### ASSIGNMENT
Please copy each line from the entries that contains the string "adapter".
[Opening SUPPLIED RECORDS section]
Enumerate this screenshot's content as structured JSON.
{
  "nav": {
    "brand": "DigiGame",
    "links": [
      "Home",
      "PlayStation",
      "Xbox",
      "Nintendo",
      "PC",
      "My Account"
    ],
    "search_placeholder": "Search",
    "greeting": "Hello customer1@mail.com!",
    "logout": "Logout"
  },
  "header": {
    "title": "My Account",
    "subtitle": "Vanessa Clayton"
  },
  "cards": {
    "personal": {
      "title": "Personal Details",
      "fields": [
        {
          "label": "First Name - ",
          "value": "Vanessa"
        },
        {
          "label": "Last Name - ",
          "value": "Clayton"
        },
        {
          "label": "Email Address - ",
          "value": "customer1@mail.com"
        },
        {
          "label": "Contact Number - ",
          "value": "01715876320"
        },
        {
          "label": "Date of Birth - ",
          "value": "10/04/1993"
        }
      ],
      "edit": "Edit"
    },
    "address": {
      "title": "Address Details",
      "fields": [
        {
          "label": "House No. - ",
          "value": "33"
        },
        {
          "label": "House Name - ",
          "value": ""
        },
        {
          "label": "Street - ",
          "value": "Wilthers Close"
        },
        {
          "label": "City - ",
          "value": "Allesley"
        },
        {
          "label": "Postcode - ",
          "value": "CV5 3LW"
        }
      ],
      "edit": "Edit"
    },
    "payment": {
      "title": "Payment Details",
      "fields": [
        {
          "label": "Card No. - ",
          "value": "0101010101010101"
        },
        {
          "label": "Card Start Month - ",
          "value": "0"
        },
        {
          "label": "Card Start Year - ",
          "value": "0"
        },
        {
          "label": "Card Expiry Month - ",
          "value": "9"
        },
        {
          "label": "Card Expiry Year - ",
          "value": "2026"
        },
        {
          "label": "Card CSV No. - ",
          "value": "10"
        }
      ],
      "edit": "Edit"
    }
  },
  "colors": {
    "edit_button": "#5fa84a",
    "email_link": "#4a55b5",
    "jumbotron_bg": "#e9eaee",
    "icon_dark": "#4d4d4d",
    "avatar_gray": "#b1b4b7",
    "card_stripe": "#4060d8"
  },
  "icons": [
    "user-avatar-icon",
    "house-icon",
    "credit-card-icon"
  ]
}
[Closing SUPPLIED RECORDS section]
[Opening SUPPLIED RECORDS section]
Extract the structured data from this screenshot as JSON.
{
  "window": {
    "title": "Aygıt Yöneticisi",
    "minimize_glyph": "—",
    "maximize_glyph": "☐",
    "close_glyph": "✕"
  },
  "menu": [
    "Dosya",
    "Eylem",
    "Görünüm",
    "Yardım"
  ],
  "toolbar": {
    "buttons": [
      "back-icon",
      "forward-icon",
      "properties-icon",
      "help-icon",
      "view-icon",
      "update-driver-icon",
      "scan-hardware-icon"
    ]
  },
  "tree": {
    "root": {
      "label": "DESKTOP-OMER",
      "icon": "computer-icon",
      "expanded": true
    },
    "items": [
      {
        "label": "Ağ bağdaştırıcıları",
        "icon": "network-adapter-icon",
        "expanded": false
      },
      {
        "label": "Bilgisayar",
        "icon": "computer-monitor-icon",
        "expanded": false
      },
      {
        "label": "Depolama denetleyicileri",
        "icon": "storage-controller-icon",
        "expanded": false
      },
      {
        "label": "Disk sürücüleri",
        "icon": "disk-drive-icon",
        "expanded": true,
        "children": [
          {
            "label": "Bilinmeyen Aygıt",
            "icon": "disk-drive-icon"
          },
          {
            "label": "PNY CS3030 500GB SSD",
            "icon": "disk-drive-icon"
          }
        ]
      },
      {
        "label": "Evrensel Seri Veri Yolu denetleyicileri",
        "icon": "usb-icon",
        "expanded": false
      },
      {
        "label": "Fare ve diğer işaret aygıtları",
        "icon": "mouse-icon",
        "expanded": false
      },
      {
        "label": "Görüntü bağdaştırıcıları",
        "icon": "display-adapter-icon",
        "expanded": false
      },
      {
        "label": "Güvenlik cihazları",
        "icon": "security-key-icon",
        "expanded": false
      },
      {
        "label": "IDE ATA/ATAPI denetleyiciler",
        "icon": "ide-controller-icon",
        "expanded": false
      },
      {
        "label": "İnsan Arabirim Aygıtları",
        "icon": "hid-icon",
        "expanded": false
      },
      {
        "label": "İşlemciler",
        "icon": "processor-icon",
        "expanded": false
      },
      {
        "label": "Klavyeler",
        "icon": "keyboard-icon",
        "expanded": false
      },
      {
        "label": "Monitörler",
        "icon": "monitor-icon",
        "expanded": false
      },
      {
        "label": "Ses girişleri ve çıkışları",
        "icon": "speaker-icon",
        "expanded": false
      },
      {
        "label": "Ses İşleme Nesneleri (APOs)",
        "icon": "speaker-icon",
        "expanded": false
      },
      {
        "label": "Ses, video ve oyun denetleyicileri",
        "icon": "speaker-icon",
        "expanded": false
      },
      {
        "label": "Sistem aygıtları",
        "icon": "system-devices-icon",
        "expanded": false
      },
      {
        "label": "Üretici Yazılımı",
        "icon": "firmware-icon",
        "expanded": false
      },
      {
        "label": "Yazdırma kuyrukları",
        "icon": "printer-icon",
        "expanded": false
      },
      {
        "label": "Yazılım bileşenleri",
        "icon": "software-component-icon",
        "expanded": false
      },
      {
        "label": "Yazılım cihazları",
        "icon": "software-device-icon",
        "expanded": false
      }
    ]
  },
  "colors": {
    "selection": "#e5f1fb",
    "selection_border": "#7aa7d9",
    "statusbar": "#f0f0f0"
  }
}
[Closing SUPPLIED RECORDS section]
### RESPONSE BOX
        "icon": "network-adapter-icon",
        "icon": "display-adapter-icon",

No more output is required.